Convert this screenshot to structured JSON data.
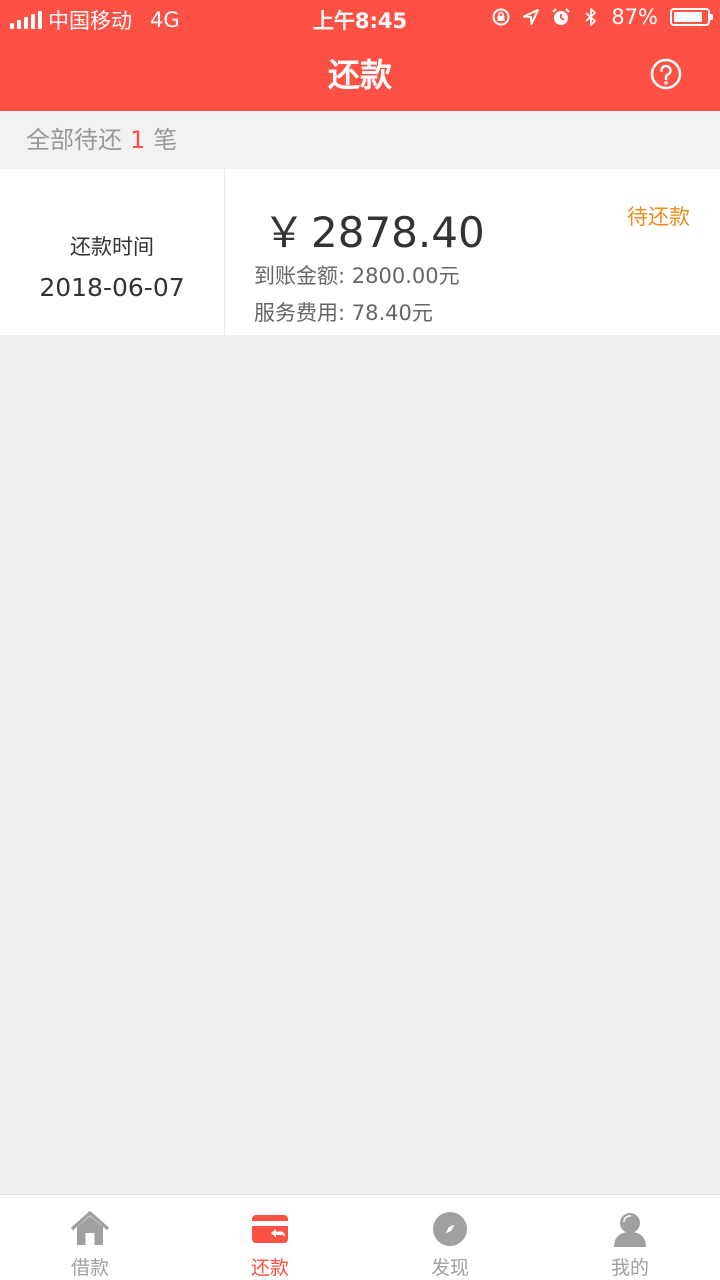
{
  "status_bar": {
    "carrier": "中国移动",
    "network": "4G",
    "time": "上午8:45",
    "battery": "87%",
    "battery_level": 0.87,
    "icons": [
      "signal-icon",
      "rotation-lock-icon",
      "location-icon",
      "alarm-icon",
      "bluetooth-icon",
      "battery-icon"
    ]
  },
  "nav": {
    "title": "还款",
    "help_icon": "help-icon"
  },
  "summary": {
    "prefix": "全部待还",
    "count": "1",
    "suffix": "笔"
  },
  "repayments": [
    {
      "time_label": "还款时间",
      "date": "2018-06-07",
      "currency": "￥",
      "amount": "2878.40",
      "received": "到账金额: 2800.00元",
      "fee": "服务费用: 78.40元",
      "status": "待还款"
    }
  ],
  "tabs": [
    {
      "label": "借款",
      "icon": "home-icon",
      "active": false
    },
    {
      "label": "还款",
      "icon": "repay-card-icon",
      "active": true
    },
    {
      "label": "发现",
      "icon": "compass-icon",
      "active": false
    },
    {
      "label": "我的",
      "icon": "user-icon",
      "active": false
    }
  ],
  "colors": {
    "brand": "#fd5145",
    "status_pending": "#f08b1d",
    "tab_inactive": "#a0a0a0"
  }
}
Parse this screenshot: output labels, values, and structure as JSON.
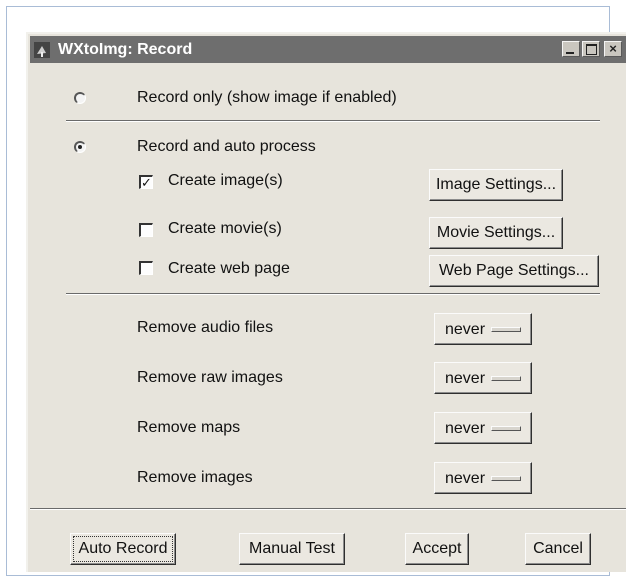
{
  "window": {
    "title": "WXtoImg: Record",
    "controls": {
      "minimize": "minimize",
      "maximize": "maximize",
      "close": "×"
    }
  },
  "mode": {
    "record_only_label": "Record only (show image if enabled)",
    "record_auto_label": "Record and auto process",
    "selected": "record_auto"
  },
  "options": {
    "create_images": {
      "label": "Create image(s)",
      "checked": true,
      "check_glyph": "✓",
      "settings_label": "Image Settings..."
    },
    "create_movies": {
      "label": "Create movie(s)",
      "checked": false,
      "settings_label": "Movie Settings..."
    },
    "create_web": {
      "label": "Create web page",
      "checked": false,
      "settings_label": "Web Page Settings..."
    }
  },
  "remove": {
    "audio": {
      "label": "Remove audio files",
      "value": "never"
    },
    "raw": {
      "label": "Remove raw images",
      "value": "never"
    },
    "maps": {
      "label": "Remove maps",
      "value": "never"
    },
    "images": {
      "label": "Remove images",
      "value": "never"
    }
  },
  "footer": {
    "auto_record": "Auto Record",
    "manual_test": "Manual Test",
    "accept": "Accept",
    "cancel": "Cancel"
  },
  "colors": {
    "titlebar": "#6e6e6e",
    "dialog_bg": "#e7e4dc"
  },
  "icons": {
    "app": "satellite-dish-icon"
  }
}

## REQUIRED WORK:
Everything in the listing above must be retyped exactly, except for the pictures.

## OUTPUT OF THE EXERCISE:
Convert this screenshot to structured JSON data.
{
  "status_bar": {
    "carrier": "中国移动",
    "network": "4G",
    "time": "上午8:45",
    "battery": "87%",
    "battery_level": 0.87,
    "icons": [
      "signal-icon",
      "rotation-lock-icon",
      "location-icon",
      "alarm-icon",
      "bluetooth-icon",
      "battery-icon"
    ]
  },
  "nav": {
    "title": "还款",
    "help_icon": "help-icon"
  },
  "summary": {
    "prefix": "全部待还",
    "count": "1",
    "suffix": "笔"
  },
  "repayments": [
    {
      "time_label": "还款时间",
      "date": "2018-06-07",
      "currency": "￥",
      "amount": "2878.40",
      "received": "到账金额: 2800.00元",
      "fee": "服务费用: 78.40元",
      "status": "待还款"
    }
  ],
  "tabs": [
    {
      "label": "借款",
      "icon": "home-icon",
      "active": false
    },
    {
      "label": "还款",
      "icon": "repay-card-icon",
      "active": true
    },
    {
      "label": "发现",
      "icon": "compass-icon",
      "active": false
    },
    {
      "label": "我的",
      "icon": "user-icon",
      "active": false
    }
  ],
  "colors": {
    "brand": "#fd5145",
    "status_pending": "#f08b1d",
    "tab_inactive": "#a0a0a0"
  }
}
Parse this screenshot: output labels, values, and structure as JSON.
{
  "window": {
    "title": "WXtoImg: Record",
    "controls": {
      "minimize": "minimize",
      "maximize": "maximize",
      "close": "×"
    }
  },
  "mode": {
    "record_only_label": "Record only (show image if enabled)",
    "record_auto_label": "Record and auto process",
    "selected": "record_auto"
  },
  "options": {
    "create_images": {
      "label": "Create image(s)",
      "checked": true,
      "check_glyph": "✓",
      "settings_label": "Image Settings..."
    },
    "create_movies": {
      "label": "Create movie(s)",
      "checked": false,
      "settings_label": "Movie Settings..."
    },
    "create_web": {
      "label": "Create web page",
      "checked": false,
      "settings_label": "Web Page Settings..."
    }
  },
  "remove": {
    "audio": {
      "label": "Remove audio files",
      "value": "never"
    },
    "raw": {
      "label": "Remove raw images",
      "value": "never"
    },
    "maps": {
      "label": "Remove maps",
      "value": "never"
    },
    "images": {
      "label": "Remove images",
      "value": "never"
    }
  },
  "footer": {
    "auto_record": "Auto Record",
    "manual_test": "Manual Test",
    "accept": "Accept",
    "cancel": "Cancel"
  },
  "colors": {
    "titlebar": "#6e6e6e",
    "dialog_bg": "#e7e4dc"
  },
  "icons": {
    "app": "satellite-dish-icon"
  }
}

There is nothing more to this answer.